Wednesday, October 3, 2012

Leadership Workshop: Office Politics for People Who Don’t Like Politics

Last year I attended Jo Miller's excellent session on "Building Your Brand".  When I heard she had a session this year on office politics, I knew I had to attend!  Even though office politics is not a first-choice topic among many people, Jo found many ways to find it to the topic of leadership and career building in fun and engaging ways.

The session was three hours long so I won't go into excruciating detail here, but the structure was as follows:
  • why you can't afford to ignore office politics
  • two tools for navigating with savvy
  • five quick wins
  • table topic discussions
  • q&a
Jo started with an anecdote about a friend she had who was not willing to 'network' and 'shmooze' to get ahead.  She saw two people promoted over her and described them as 'playing the game'.  However, by following some of Jo's strategies she ended up becoming a VP.  Now those fast-risers originally promoted over her report to her, and she is a master networker.

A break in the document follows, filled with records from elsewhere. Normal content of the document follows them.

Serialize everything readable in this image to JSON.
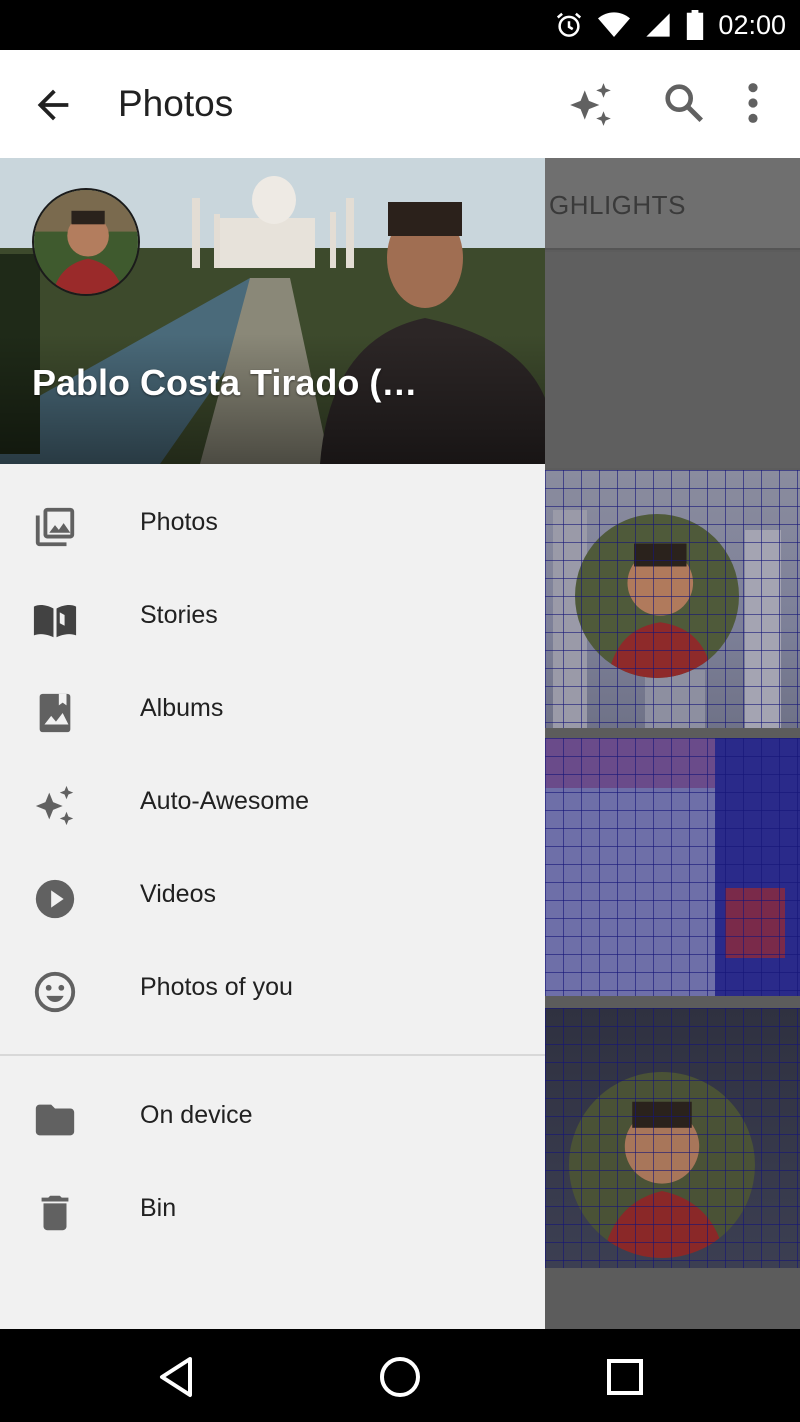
{
  "status_bar": {
    "time": "02:00"
  },
  "app_bar": {
    "title": "Photos"
  },
  "background": {
    "tab_label": "GHLIGHTS"
  },
  "drawer": {
    "account_name": "Pablo Costa Tirado (…",
    "items": [
      {
        "label": "Photos",
        "icon": "photo-library-icon"
      },
      {
        "label": "Stories",
        "icon": "book-icon"
      },
      {
        "label": "Albums",
        "icon": "album-icon"
      },
      {
        "label": "Auto-Awesome",
        "icon": "sparkle-icon"
      },
      {
        "label": "Videos",
        "icon": "play-circle-icon"
      },
      {
        "label": "Photos of you",
        "icon": "smiley-face-icon"
      }
    ],
    "secondary_items": [
      {
        "label": "On device",
        "icon": "folder-icon"
      },
      {
        "label": "Bin",
        "icon": "trash-icon"
      }
    ]
  },
  "colors": {
    "app_bar": "#ffffff",
    "drawer": "#f1f1f1",
    "text_primary": "#212121",
    "icon": "#616161",
    "scrim": "#5c5c5c"
  }
}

To answer why you can't afford to ignore office politics, Jo provided two quotes:
  • "avoiding office politics altogether can be deadly for your career" and
  • "every workplace has an intricate system of power, and you can - and should - work it ethically to your best advantage." ~Erin Burt, Seven Career Killers.
Two Tools
Jo gave two tools for navigating office politics:
  1. "Work Less": She said the corporate workforce is full of hardworking people who are not getting ahead because they are waiting to be recognized.  She also said that 'work expands to fill the time given for completion'.  It's better to work smarter, using your time wisely to choose projects strategically and make sure they get noticed.  I totally agree but have found 'working less' a challenge in the past!  This also fits well with a piece of advice my supervisor in grad school gave me: "you need to take time to think".  Always working on small projects that don't move the big picture forward aren't always the most productive use of your time.
  2. Transform 'office politics' to 'organizational awareness': be a savvy observer of the communication and relationships that surround you in your org.  This also struck a chord with me.
We did a great exercise individually, then sharing the results, with org charts.  We each drew an org chart for  our teams and groups at work, then drew influencing relationships superimposed on top between people, using arrows to identify directions of influence and grouping people in 'coalitions'.  This illustrated that the org chart doesn't necessarily tell you what you need to know to operate with savvy: often some low level people are the go to person!  There can be people at the top who aren't helpful either.  Using the 'shadow organization' visual shows you how those relationships actually work.  It was a very powerful exercise and made me think about some of the relationships in my own org in a new light.

So, what are some ways to gather information to map your shadow org for yourself?  For face-to-face interactions:
  • 'friendship lunches' with people in your chain of command
  • never miss a happy hour
  • don't open laptops in meetings
However, in virtual teams people at our table discussed:
  • knowing the 'gossip' guy/girl and use them to get information you might not have
  • find out when they are available by checking their calendar
  • set alerts on communicator/lync/etc to catch busy people when they are available
  • find out the big picture from 1:1s with senior people - forecast the direction of your org and align yourself
Jo says that the most important asset you will build in your career: your network, 'aka your sphere of influence'.
  • are people on your org chart missing?  go back and have some 1:1s to fill the gaps
  • build relationships with people outside your org
It's also important to quickly identify the unwritten 'rules of the game' in your org and find ways to navigate them ethically and effectively.

One thing we talked about at our table during the discussion period was what do you do if you don't want to join a coalition's activity.  Jo answered this question by explaining that learning about this activity would empower us to make the right decisions and also understand what it meant to choose not to join in.

Here are Jo's five ways to generate a quick win:
  1. enlist senior-level sponsors and advocates: find a good sponsor and recognize when they have those qualities
  2. manage upward: understand your leaders goals and challenges as well as how they make decisions, and anticipate their needs.
  3. if you don't like the rules of the game, become a game changer!
  4. build an influential coalition: it's often quicker and easier to get great things done from the grass-roots.
  5. in every organization, there is someone who is great at navigating.  find them and ask them for tips!
She also provided some useful tips on cultivating sponsorships:
  1. outperform!
  2. make your value visible
  3. observe the protocols: how does sponsorship work in your organizations' culture?
  4. ask who the leaders are with a strong track record of developing talent
  5. network across your organization and beyond your direct management chain
  6. look for exposure opportunities to work with or work for senior leaders
  7. have clarity about your career goals
  8. share your career goals with your leaders
I really enjoyed Jo's session again this year and found her strategies thought-provoking.  What did you think?  Do you have any insights of your own to share?  Will you be making your own 'shadow org chart' as a next step?

No comments: